- Expert witness testimony. In some cases, your attorney might work with physicians, accident reconstruction specialists, or other experts to learn more about the possible causes and consequences of the accident.
Steps to Take After a Rear End Accident
If you’re not sure where to turn after a rear end car accident, you can lay a strong foundation for your personal injury case if you:
- Get medical attention as soon as possible and follow your doctor’s care plan.
- Start a pain journal to document your recovery progress in your own words.
- Gather evidence of the accident, such as photos and witness statements.
- Avoid apologizing or admitting fault when speaking to the other driver.
- Keep copies of medical bills and documents that can prove your income losses.
- Watch what you say to the insurance companies when reporting the accident.
- Refrain from posting photos or updates online until you resolve your claim.

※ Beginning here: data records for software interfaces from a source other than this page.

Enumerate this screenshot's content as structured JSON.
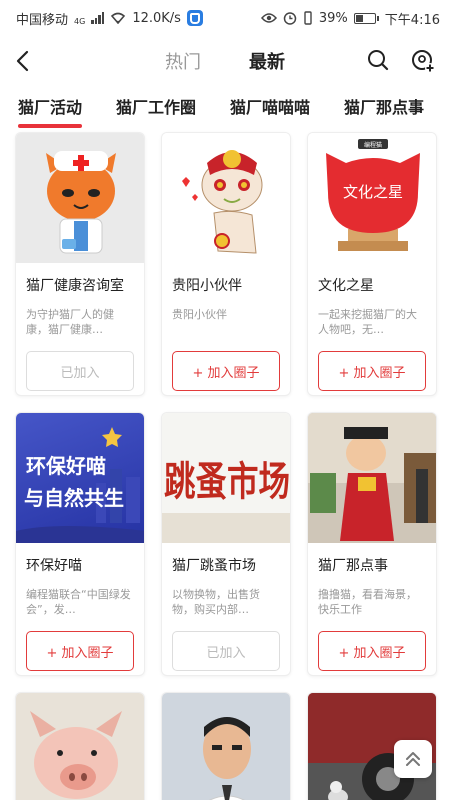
{
  "status": {
    "carrier": "中国移动",
    "net_type": "4G",
    "speed": "12.0K/s",
    "battery": "39%",
    "time": "下午4:16",
    "battery_level": 0.39
  },
  "nav": {
    "tabs": [
      {
        "label": "热门",
        "active": false
      },
      {
        "label": "最新",
        "active": true
      }
    ]
  },
  "categories": [
    {
      "label": "猫厂活动",
      "active": true
    },
    {
      "label": "猫厂工作圈",
      "active": false
    },
    {
      "label": "猫厂喵喵喵",
      "active": false
    },
    {
      "label": "猫厂那点事",
      "active": false
    }
  ],
  "cards": [
    {
      "title": "猫厂健康咨询室",
      "desc": "为守护猫厂人的健康，猫厂健康…",
      "button": "已加入",
      "joined": true,
      "image": "doctor-cat-mascot"
    },
    {
      "title": "贵阳小伙伴",
      "desc": "贵阳小伙伴",
      "button": "+ 加入圈子",
      "joined": false,
      "image": "cat-mascot-with-hat"
    },
    {
      "title": "文化之星",
      "desc": "一起来挖掘猫厂的大人物吧，无…",
      "button": "+ 加入圈子",
      "joined": false,
      "image": "culture-star-sign",
      "image_text": "文化之星",
      "image_brand": "编程猫"
    },
    {
      "title": "环保好喵",
      "desc": "编程猫联合“中国绿发会”，发…",
      "button": "+ 加入圈子",
      "joined": false,
      "image": "eco-poster",
      "image_text_1": "环保好喵",
      "image_text_2": "与自然共生"
    },
    {
      "title": "猫厂跳蚤市场",
      "desc": "以物换物，出售货物，购买内部…",
      "button": "已加入",
      "joined": true,
      "image": "flea-market-calligraphy",
      "image_text": "跳蚤市场"
    },
    {
      "title": "猫厂那点事",
      "desc": "撸撸猫，看看海景，快乐工作",
      "button": "+ 加入圈子",
      "joined": false,
      "image": "costume-mascot-photo"
    }
  ],
  "partial_cards": [
    {
      "image": "piglet-photo"
    },
    {
      "image": "man-portrait-photo"
    },
    {
      "image": "cat-under-car-photo"
    }
  ]
}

- Contact a rear end accident lawyer before discussing your case with anyone else or accepting any settlement offers from insurance companies.
How a Lawyer Can Help After a Rear End Accident
Filing a rear end accident claim might seem daunting, but there’s no reason to do it alone.
A car accident lawyer can help you by:
- Evaluating your situation and determining whether you have an accident claim
- Identifying all possible sources of compensation for your crash-related losses
- Conducting an independent investigation into the rear end car accident
- Gathering useful evidence and determining who is liable for the accident
- Communicating with employers, insurers, and other parties on your behalf
- Accessing medical records, crash reports, and other hard-to-obtain documents
- Managing important case paperwork, details, and deadlines on your behalf
- Filing your claim and negotiating aggressively with the insurance companies
- Taking your case to court and representing you at trial if the other side won’t pay